:: WHAT YOU ARE ASKED TO DO ::
Only lines holding the word "Check" are needed; copy each of them from the material.
=== THE DATA ===
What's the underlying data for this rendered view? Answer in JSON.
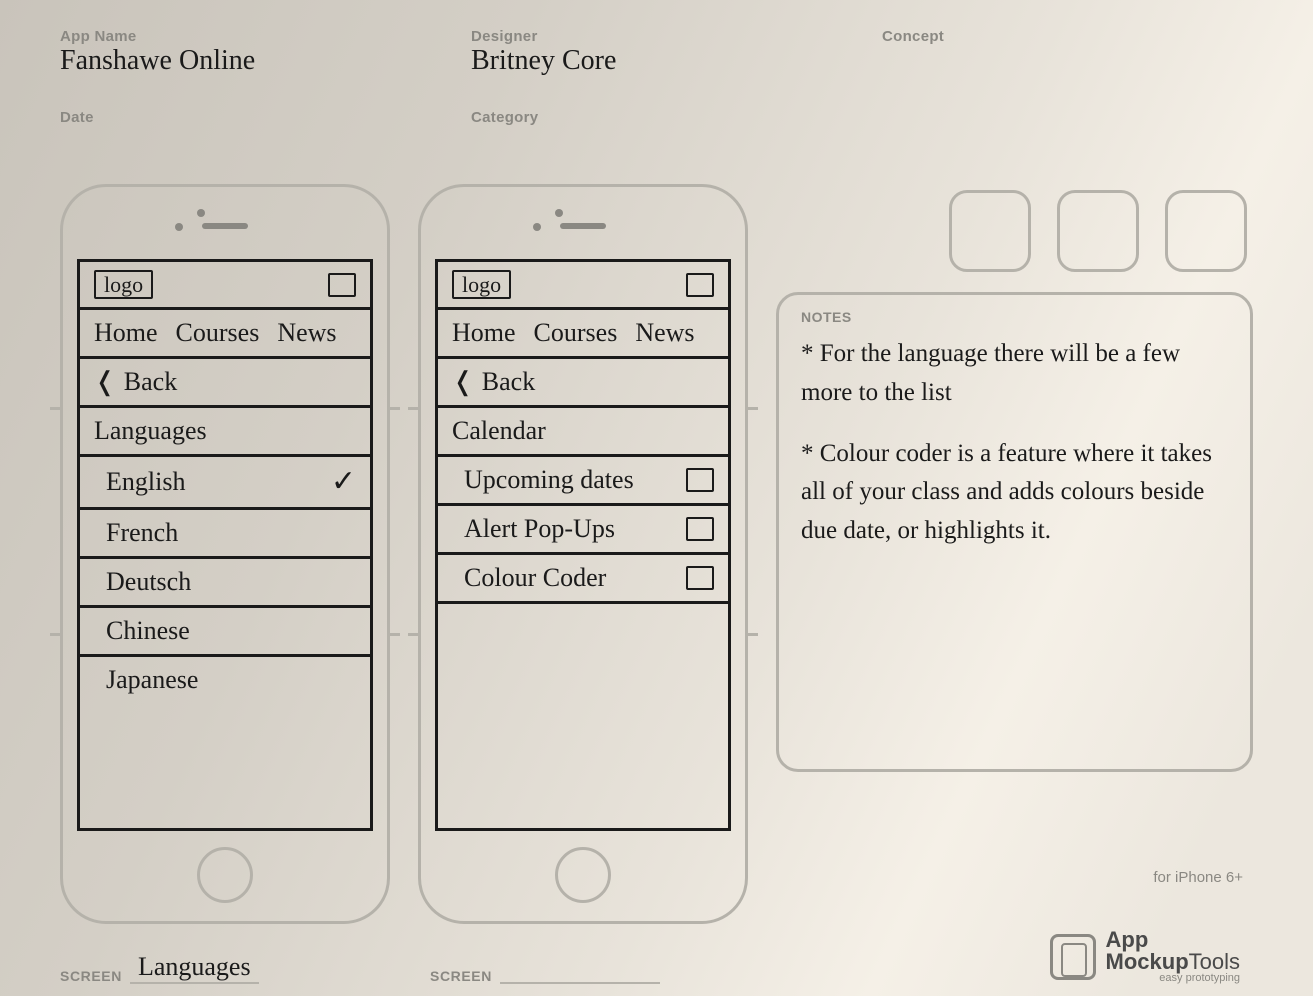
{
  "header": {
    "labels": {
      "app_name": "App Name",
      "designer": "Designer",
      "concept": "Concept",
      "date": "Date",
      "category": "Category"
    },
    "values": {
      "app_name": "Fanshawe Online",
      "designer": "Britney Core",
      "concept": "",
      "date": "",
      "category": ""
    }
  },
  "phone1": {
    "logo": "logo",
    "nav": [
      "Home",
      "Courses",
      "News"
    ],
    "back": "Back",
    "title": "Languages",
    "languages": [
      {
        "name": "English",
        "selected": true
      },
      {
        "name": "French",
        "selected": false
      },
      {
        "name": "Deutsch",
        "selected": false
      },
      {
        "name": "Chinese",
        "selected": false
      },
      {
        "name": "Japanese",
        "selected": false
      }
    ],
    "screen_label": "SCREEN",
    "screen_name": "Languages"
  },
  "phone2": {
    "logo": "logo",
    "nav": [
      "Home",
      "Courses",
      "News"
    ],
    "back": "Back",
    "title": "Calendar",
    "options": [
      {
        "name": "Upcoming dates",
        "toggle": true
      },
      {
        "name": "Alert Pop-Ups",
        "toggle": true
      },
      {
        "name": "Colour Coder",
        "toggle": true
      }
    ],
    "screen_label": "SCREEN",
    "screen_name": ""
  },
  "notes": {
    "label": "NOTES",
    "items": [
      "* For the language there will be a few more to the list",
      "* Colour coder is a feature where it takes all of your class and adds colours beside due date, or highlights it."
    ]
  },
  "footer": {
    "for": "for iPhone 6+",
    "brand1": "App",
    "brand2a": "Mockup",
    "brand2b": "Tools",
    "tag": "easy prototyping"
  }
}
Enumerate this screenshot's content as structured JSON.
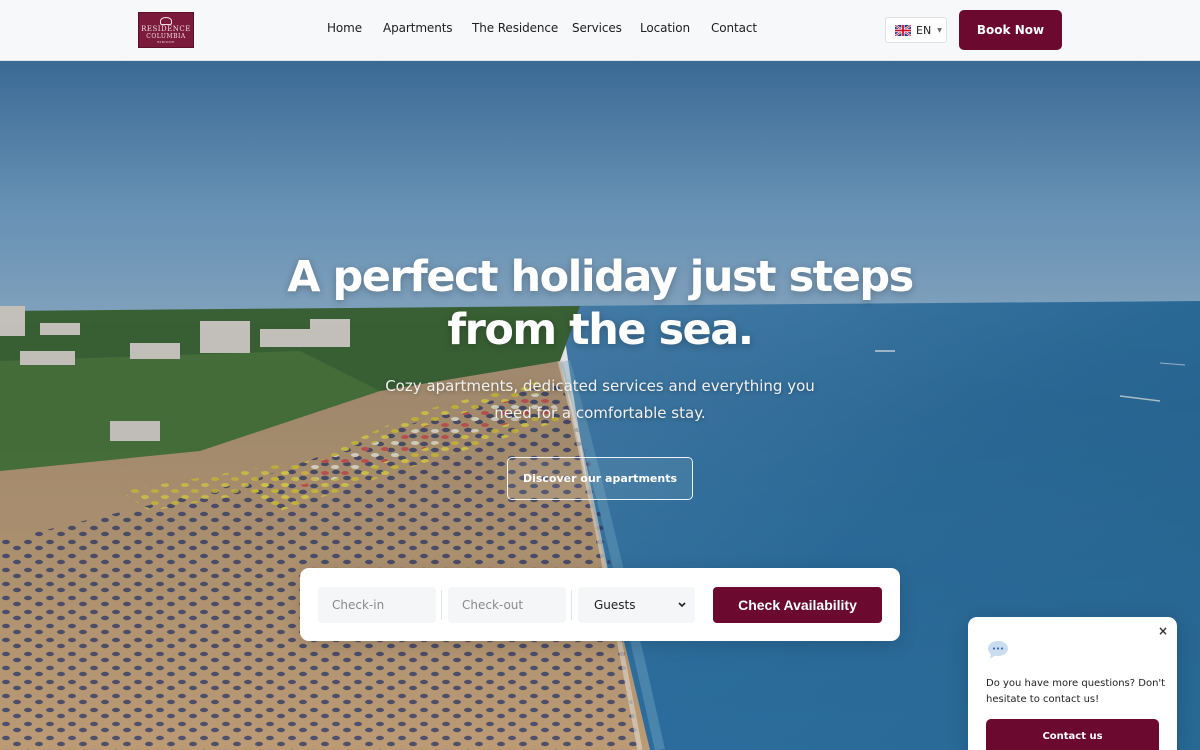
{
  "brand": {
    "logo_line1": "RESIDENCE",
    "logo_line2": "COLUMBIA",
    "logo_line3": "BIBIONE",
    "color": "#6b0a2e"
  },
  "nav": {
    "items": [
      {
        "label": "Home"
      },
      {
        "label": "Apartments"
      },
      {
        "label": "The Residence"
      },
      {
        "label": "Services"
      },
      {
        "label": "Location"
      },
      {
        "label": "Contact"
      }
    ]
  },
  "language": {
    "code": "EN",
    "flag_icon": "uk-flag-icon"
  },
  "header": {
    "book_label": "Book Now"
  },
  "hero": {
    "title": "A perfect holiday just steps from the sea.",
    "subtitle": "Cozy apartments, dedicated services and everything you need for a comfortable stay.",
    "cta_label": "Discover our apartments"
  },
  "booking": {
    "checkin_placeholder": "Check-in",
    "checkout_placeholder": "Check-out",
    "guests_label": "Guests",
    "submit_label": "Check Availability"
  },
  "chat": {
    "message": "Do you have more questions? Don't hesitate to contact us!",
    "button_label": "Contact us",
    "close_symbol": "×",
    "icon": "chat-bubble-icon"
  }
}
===
:: TASK SOLUTION ::
    "checkin_placeholder": "Check-in",
    "checkout_placeholder": "Check-out",
    "submit_label": "Check Availability"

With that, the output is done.